    Is it any wonder that homeschooling and/or online charter schools are becoming the norm for schooling children with special needs? Wake up school districts and others. Some day YOUR job will not be needed.

  • GregS

    GregS.: If a child in a classroom had juvenile diabetes, or leukemia and was disruptive (even for say 10% of the day) would you be questioning who has the rights to a mainstream education? And if so, are you well acquainted with the Free and appropriate education law?

    At what point does the right of a single child to an education trunp the rights of a classroom of children to an education?

  • c

    /A mental illness diagnosis is not a label. It is a diagnosis/

    What I am saying is that sometimes these children are mislabeled. What a doctor make a mistake? Never!

    Just becasue these children are struggling with their surroundings in the classroom doesn’t mean that they are ADD OCD ADHD and I even think that some children could be misdiagnosed with Autism. Some children are just better off with home schooling. Who knows maybe the kids in this childs classroom are the problem-it’s not like its impossible that the class could be chock full of ill will children (at no fault of their own). My whole point is that teachers are wayyyyy to eager to label a child these days

  • GregS

    Couldn’t agree with you more c.
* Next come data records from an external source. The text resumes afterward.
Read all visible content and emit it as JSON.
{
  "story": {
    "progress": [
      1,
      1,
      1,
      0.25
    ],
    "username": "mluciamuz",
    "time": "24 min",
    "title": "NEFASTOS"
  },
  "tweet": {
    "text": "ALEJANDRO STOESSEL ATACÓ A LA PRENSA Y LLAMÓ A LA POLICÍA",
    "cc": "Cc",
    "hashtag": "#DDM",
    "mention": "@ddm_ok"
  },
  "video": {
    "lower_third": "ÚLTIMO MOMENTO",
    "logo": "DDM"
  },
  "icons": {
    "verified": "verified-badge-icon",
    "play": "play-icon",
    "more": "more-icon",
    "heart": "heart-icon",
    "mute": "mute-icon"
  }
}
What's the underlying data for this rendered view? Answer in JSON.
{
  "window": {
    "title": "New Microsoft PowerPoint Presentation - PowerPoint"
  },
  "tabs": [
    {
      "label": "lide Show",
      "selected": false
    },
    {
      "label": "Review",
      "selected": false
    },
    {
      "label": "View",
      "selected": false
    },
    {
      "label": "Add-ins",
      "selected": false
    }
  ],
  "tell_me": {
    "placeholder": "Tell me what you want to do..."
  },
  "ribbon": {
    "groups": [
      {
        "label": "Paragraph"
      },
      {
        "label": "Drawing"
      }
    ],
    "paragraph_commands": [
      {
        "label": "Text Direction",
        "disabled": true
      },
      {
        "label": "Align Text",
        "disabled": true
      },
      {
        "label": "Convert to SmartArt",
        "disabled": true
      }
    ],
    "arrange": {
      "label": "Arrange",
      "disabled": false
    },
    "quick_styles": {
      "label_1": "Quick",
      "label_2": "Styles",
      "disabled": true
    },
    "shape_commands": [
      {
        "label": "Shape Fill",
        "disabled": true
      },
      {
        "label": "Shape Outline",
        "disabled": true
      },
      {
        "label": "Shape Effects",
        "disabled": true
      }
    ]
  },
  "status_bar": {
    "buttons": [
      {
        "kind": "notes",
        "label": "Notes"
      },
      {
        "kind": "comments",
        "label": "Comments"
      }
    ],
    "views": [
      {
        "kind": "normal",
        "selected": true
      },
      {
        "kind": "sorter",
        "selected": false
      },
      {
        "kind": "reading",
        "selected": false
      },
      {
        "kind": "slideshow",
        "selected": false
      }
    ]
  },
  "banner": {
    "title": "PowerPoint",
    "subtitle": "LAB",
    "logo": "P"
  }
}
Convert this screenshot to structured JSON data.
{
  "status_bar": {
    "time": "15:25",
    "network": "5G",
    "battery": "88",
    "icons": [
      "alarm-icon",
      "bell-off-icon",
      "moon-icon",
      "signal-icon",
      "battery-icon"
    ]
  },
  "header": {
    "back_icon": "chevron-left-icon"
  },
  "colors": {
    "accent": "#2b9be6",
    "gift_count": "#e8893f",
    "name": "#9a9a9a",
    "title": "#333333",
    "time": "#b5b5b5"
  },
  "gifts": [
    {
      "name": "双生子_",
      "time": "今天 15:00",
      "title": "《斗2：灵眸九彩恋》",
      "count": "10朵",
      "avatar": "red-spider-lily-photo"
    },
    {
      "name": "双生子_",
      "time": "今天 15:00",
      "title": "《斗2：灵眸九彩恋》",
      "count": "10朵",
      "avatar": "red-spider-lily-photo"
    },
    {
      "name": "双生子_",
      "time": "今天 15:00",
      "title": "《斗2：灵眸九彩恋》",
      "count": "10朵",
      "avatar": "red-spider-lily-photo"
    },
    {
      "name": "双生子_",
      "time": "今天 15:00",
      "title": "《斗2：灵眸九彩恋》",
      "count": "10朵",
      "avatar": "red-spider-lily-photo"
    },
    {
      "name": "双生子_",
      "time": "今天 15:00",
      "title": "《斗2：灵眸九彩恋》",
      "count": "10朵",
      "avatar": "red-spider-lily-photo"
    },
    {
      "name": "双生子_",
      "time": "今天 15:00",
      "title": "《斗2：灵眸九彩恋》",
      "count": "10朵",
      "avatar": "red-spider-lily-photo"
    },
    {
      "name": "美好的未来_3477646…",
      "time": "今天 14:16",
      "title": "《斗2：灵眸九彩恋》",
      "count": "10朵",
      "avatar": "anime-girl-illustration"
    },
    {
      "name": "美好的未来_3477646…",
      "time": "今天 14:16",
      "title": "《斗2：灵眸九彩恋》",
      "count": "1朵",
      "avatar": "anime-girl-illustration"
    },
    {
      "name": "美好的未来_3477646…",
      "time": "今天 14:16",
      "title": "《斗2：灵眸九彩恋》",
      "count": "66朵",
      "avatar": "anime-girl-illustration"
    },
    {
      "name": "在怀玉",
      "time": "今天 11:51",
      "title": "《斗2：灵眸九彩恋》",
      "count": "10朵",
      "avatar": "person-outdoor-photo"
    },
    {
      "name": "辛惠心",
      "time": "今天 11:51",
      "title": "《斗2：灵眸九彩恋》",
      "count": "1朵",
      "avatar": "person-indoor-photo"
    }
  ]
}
    A couple years ago, the Minneapolis Public Schools found the method they had been using to determine EBD had no basis in science or medicine, it was simply whatever they deemed it to be.

  • Minn Whaler

    Greg…

    What I asked was.. Are you familiar with the law? It tends to tie hands, etc. and with the new “No Child Left Behind” Act teachers are pushed further to find a reason to not allow an “under-performing” child to remain in a mainstream classroom.

    C…

    Again, teachers can label or not label all they want. Legally they are not allowed to diagnose a child. Why??? Because they are not physicians.

    The “labels” they are guessing at are medical diagnosis and I do not question whether this is happening or not. I know it is. Education for parents is.. THIS IS AN ILLEGAL PRACTICE and as unacceptable as the tactics Ms Portillo took.

    So C & Greg agree, teachers are much too eager to label. Dig a bit more… WHY??? Funding. As soon as a child appears to be unable to fit the cookie cutter test taker that “No Child Left Behind” requires in order to earn the federal funding, the teacher’s jobs are in jeopardy because the school’s funding is in jeopardy, because the district’s funding is in jeopardy, because a government that believes in local control is mandating standardized performance in order to earn federal $$$ for that district.

    Meanwhile, back at the ranch, there are numerous (thankfully more than not) gifted teachers responding well to the challenge before them. Those who can teach a classroom of children at different ability levels and still meet the necessary standards. As with mental illness, the only stories worth telling are the negative ones. It is a vicious cycle and on the surface seems so simple.

    Greg, c and others… look at the law and if you feel it is violating one’s rights over another… then start talking to folks who can possibly change that. Meanwhile, unless you’ve been on all sides of this issue, I do not believe you can even begin to understand how reprehensible Ms. Portilla’s actions were.

  • huntersmom

    GregS. I find it humorous that you’re so concerned about this child being mainstreamed and causing a disruption in the classroom. My son battles the opposite. He is a high school senior with Autism who is mainstreamed and the problem he has most in his classes is getting upset because of the “normal kids” that are constantly disruptive and rude. Now, what do you suggest for that? The “normal student” causing the disruptive behavior be placed in an inclusion class???